  1. Swift
  2. Xcode
  3. Programming Concepts
  4. iOS Frameworks
Project 18 — Dynamic Data

What are some good resources to learn Swift?

I studied and read everything I could find on Swift. I also read plenty of material on programming concepts like Object-Oriented Programming and MVC Architecture. I think it’s more important to learn programming than it is to learn Swift syntax. I’ll speak more about that in the next section. In no particular order, here are some good places to start learning Swift:

  1. The Swift Programming Language by Apple: This book covers the Swift syntax. It’s also available online for people who prefer using their Web Browser. (Free)
  2. Developing iOS 9 Apps with Swift by Stanford: This is an iTunes U course taught by Paul Hegarty, he worked at NeXT with Steve Jobs. He teaches you how to build a few apps with Swift. (Free)
  3. Ray Wenderlich: This site has a huge team of talented people who make tutorials for a range of programmer levels. The free tutorials are more than enough to get started with. There’s also books and subscription only tutorials. (Free / Paid / Subscription)
  4. Design+Code by Meng To: He packs a considerable amount of material in his book. Meng teaches how to build an app from scratch using Xcode, Sketch, Swift, Spring Animation Library and more. He regularly updates the book with new material without charging previous purchasers. (Paid)
  5. Swift By Example by Brett Bukowski: This site helps you learn Swift Syntax by providing explanations for code in a simple side by side view. (Free)

Update New Resource:

  1. 100 Days of Swift: The Tutorials After finishing this project, I went back and created video tutorials based on my journey. You’ll follow the same path I took and learn Swift by building cool projects. I’ll show you the essentials of how I use Xcode, Code Snippet Library and iOS Simulator. You’ll also gain a solid foundation in Swift, Programming Concepts, and iOS Development. (Paid)
Project 35 - Recreating Google’s iOS App Mic Animation with Core Animation

You mentioned that learning programming is more important than learning Swift syntax?

Yes, because learning programming lets you start building things.

Learning about “for” loops is not learning to program, any more than learning about pencils is learning to draw. — Bret Victor, former Apple Designer

I spent plenty of time trying to build things and asking questions—wondering how things worked. I wouldn’t say I learned programming because I’m still learning. But I remember the moment when it clicked in my head—when I finally had an understanding of how things worked. This actually has nothing to do with Swift, but the moment programming clicked in my head was when I used a prototyping tool called Framer. It’s built on the idea of immediate interactive code visualization, an idea Bret Victor introduces in his talk “Inventing on Principle”. Using Framer gave me a general understanding of code structure. It gave me answers to questions like:

  1. Why write a function?
  2. What can I make with a for loop?
  3. What’s the use case of an if statement?
  4. And many more.

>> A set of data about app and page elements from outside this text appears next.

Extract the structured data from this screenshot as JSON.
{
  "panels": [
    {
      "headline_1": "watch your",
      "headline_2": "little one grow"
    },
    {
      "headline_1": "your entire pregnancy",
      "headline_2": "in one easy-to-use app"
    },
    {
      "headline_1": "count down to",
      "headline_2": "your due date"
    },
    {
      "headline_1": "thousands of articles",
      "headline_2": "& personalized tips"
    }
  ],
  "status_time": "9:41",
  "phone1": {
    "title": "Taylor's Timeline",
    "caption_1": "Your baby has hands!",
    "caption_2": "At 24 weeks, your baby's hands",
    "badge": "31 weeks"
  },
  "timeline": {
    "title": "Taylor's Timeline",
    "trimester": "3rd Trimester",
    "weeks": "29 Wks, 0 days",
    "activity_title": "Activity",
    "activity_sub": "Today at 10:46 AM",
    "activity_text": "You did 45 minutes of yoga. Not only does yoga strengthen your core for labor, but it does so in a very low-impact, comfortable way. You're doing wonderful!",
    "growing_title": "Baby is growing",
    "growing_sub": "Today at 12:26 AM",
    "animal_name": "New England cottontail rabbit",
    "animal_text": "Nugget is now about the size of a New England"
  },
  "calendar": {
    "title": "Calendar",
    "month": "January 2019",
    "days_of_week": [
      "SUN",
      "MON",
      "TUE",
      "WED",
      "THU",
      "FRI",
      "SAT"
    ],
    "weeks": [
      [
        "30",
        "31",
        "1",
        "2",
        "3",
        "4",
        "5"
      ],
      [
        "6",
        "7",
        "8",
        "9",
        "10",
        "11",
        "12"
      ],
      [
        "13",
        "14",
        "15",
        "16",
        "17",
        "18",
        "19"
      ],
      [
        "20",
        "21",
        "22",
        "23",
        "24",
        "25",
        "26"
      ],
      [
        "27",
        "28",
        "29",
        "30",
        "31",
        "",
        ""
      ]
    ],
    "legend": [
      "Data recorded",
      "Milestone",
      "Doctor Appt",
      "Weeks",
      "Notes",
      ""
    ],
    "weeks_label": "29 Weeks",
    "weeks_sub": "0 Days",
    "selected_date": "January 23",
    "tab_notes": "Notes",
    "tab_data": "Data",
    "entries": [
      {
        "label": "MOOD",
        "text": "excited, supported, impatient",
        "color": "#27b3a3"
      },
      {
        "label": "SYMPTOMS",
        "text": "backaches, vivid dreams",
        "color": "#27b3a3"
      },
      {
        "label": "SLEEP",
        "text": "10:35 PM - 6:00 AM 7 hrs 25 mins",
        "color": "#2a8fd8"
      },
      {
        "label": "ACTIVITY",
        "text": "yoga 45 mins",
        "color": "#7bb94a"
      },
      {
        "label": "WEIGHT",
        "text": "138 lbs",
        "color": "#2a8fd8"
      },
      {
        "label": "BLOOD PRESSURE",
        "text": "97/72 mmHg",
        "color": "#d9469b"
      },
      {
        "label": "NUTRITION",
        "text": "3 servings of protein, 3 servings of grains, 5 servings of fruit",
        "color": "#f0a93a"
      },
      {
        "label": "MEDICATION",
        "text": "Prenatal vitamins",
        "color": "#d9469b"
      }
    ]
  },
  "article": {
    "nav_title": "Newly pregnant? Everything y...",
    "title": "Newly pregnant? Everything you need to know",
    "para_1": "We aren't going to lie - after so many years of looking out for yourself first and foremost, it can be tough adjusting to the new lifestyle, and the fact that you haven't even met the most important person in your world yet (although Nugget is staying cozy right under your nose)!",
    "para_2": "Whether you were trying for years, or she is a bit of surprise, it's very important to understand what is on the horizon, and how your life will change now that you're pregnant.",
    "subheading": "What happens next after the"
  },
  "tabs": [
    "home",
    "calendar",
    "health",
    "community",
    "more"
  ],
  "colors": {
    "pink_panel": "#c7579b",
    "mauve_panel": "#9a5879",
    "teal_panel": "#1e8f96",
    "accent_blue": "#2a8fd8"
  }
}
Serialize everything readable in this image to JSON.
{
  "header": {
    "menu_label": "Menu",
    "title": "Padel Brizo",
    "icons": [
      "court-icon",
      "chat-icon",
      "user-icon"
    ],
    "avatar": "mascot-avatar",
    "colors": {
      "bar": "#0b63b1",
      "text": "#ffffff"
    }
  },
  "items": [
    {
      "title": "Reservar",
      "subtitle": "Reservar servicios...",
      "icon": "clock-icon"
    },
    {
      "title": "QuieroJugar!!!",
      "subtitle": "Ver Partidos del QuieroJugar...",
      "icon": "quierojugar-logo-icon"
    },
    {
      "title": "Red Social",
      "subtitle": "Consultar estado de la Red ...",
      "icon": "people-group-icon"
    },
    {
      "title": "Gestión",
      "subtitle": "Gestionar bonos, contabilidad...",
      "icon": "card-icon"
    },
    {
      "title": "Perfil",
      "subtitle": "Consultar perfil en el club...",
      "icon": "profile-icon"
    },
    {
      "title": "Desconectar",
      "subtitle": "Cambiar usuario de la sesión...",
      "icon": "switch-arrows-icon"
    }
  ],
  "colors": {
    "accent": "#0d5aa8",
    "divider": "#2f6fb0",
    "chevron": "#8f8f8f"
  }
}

Framer answers all these questions in a visual way. I could make small changes to the code an instantly see it’s effects. This instilled me with a fundamental understanding of how to use code to build things. Which proved to be vital when learning to build things with Swift. I’m not saying if you learn Framer, you’ll be able to build iOS apps. I’m saying that Framer taught me a new way of thinking that made it easier for me to learn how to build iOS apps. Apple has their own interactive coding tool called Playgrounds—it’s built right into Xcode. They’re both great tools.

Project 38 — Interactive Transitions (Artwork by Zesty Does Things)

Final thoughts

Phew! What a ride. When I started this project, I thought I’d have 100 projects to show at the end, but I only have 40. This is because I was learning and building at the same time. Most projects took a few days to complete. I’m glad I was able to do this. It’s given me a new way of thinking. A new way to problem solve. I have a whole new appreciation for software developers.

Before doing this project, I’d often launch apps and wonder how they work. Now I launch apps and think, “hmm why’d they built it that way”.

Checkout all my Swift projects —

Project 31 - Custom Search Results (Design inspired by Apple’s iOS Trailers App)